On November 30, 2006, the smoking ban in Scotland was reported to have shaved 15% in total revenues and as much as 90% off the earnings of most of the bingo gaming establishments in the area. According to Neil Goulden, CEO of Gala Coral, the situation is threatening the very existence of smaller bingo halls. Mr. Goulden further stated that Gala Coral would consider a joint partnership with the horse racing market with Gala their bid for bookmaker Tote, which is owned by the state. The following day, December 1, 2006, Gala Coral will learn if they were successful in bidding for betting shop licenses in Italy, like rivals Ladbrokes and William Hill.
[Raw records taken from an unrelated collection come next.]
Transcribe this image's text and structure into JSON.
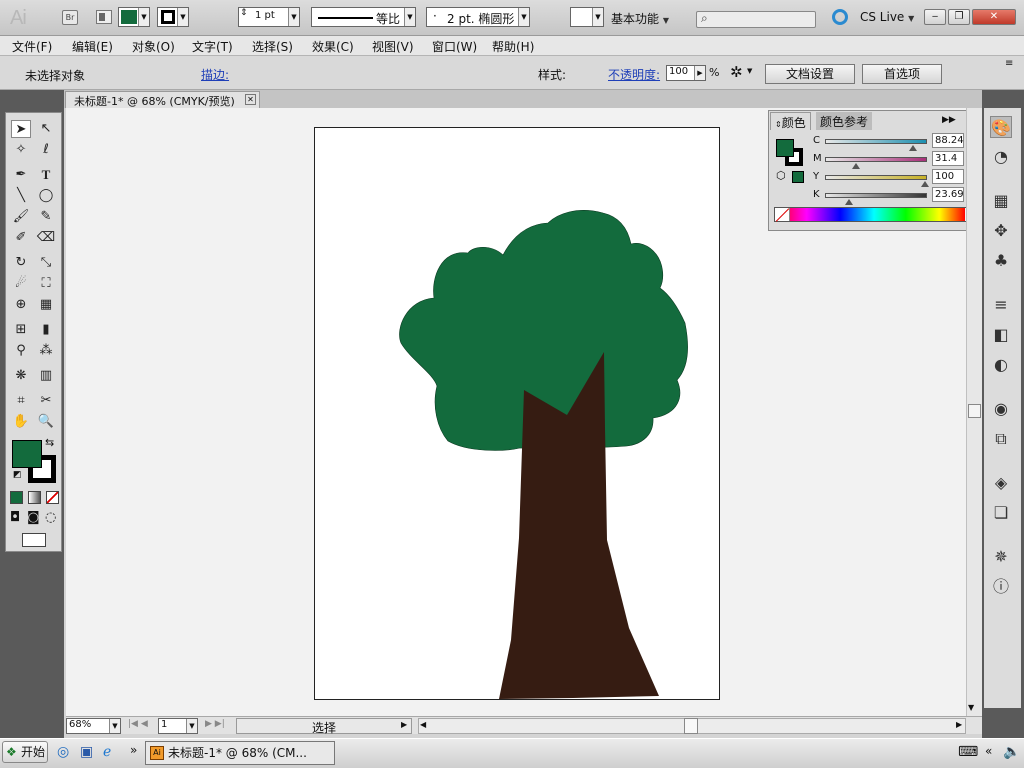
{
  "app": {
    "logo": "Ai",
    "bridge": "Br",
    "workspace": "基本功能",
    "cs_live": "CS Live"
  },
  "menu": [
    "文件(F)",
    "编辑(E)",
    "对象(O)",
    "文字(T)",
    "选择(S)",
    "效果(C)",
    "视图(V)",
    "窗口(W)",
    "帮助(H)"
  ],
  "control": {
    "selection_status": "未选择对象",
    "stroke_label": "描边:",
    "stroke_weight": "1 pt",
    "stroke_profile": "等比",
    "brush": "2 pt. 椭圆形",
    "brush_dot": "·",
    "style_label": "样式:",
    "opacity_label": "不透明度:",
    "opacity_value": "100",
    "pct": "%",
    "doc_setup": "文档设置",
    "prefs": "首选项",
    "fill_color": "#136b3d",
    "stroke_color": "#000000"
  },
  "doc_tab": "未标题-1* @ 68% (CMYK/预览)",
  "color_panel": {
    "tab_color": "颜色",
    "tab_guide": "颜色参考",
    "channels": [
      {
        "label": "C",
        "value": "88.24",
        "pos": 88.24,
        "color": "#1c8fb0"
      },
      {
        "label": "M",
        "value": "31.4",
        "pos": 31.4,
        "color": "#a8307a"
      },
      {
        "label": "Y",
        "value": "100",
        "pos": 100,
        "color": "#c7b126"
      },
      {
        "label": "K",
        "value": "23.69",
        "pos": 23.69,
        "color": "#333333"
      }
    ],
    "pct": "%"
  },
  "status": {
    "zoom": "68%",
    "page": "1",
    "tool": "选择"
  },
  "colors": {
    "foliage": "#136b3d",
    "trunk": "#361c12"
  },
  "taskbar": {
    "start": "开始",
    "task": "未标题-1* @ 68% (CM..."
  }
}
Goulden added that there has been a significant impact in Scotland where the profits are down about 5% to 15%. The converted cinemas and those areas and establishment that are vital for a local community are hit the hardest. Gala Coral is considered the largest gambling company in Europe, with a market value of about 4 Billion pounds or equivalent to $7.82 Billion, managing 175 bingo halls, 31 casinos and 1,500 licensed betting offices. Gala Coral is owned by private equity firms Candover, Cinven and Permira.
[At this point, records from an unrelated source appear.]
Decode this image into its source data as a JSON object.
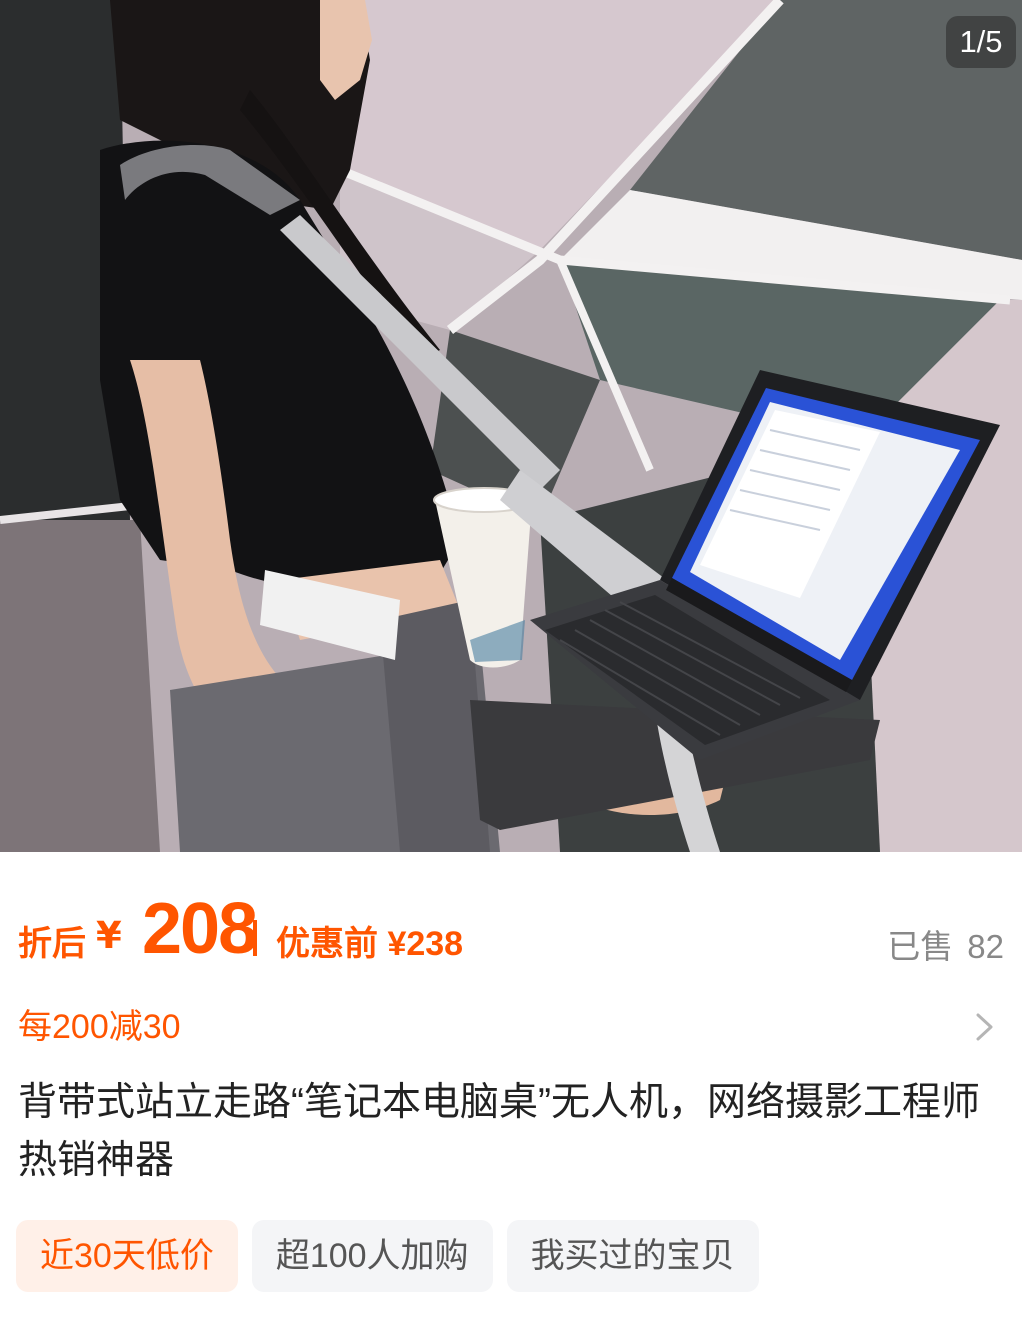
{
  "gallery": {
    "counter": "1/5",
    "image_description": "product-photo"
  },
  "price": {
    "after_label": "折后",
    "currency": "¥",
    "after_value": "208",
    "before_label": "优惠前",
    "before_value": "¥238",
    "sold_label": "已售",
    "sold_count": "82"
  },
  "promo": {
    "text": "每200减30",
    "chevron_icon": "chevron-right-icon"
  },
  "product": {
    "title": "背带式站立走路“笔记本电脑桌”无人机，网络摄影工程师热销神器"
  },
  "tags": [
    {
      "label": "近30天低价"
    },
    {
      "label": "超100人加购"
    },
    {
      "label": "我买过的宝贝"
    }
  ],
  "colors": {
    "accent": "#ff5500",
    "muted": "#888888",
    "tag_bg": "#f4f5f7",
    "tag_hot_bg": "#fff0e8"
  }
}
Goulden commented that the 15% dip in revenues by bingo halls in Scotland can translate into a 90% drop in total profits. At larger, more modern bingo halls like Gala Coral, the profit impact could be as little as 10%. Smaller bingo halls in Scotland are expected to close in the coming months if nothing is done to rectify the situation. On the other hand, Gala Coral has made a bid of about 405 million pounds for bookmaker Tote. The British Government is considering their options after turning down a bid of about 320 million pounds for Tote last September from a consortium of British horse-racing industry big names.
The Government has decided to sell the bookmaker, but their attempt was halted last year by the European Commission, which said that the price was so low that it is considered state aid. Other possible buyers for Tote are its former executive, John Heaton, a management buy-out and the horse-racing industry consortium. CEO Goulden said that he was hopeful that the British Government would make a decision before the Christmas season.
They are more interested in investing in the horse-racing industry than the new super casinos that Britain is allowing under the new rules. However, they would still bid for new licenses to operate the 8 large and 8 small casinos that are permitted under the new round of licensing next year.
Thursday, February 15, 2007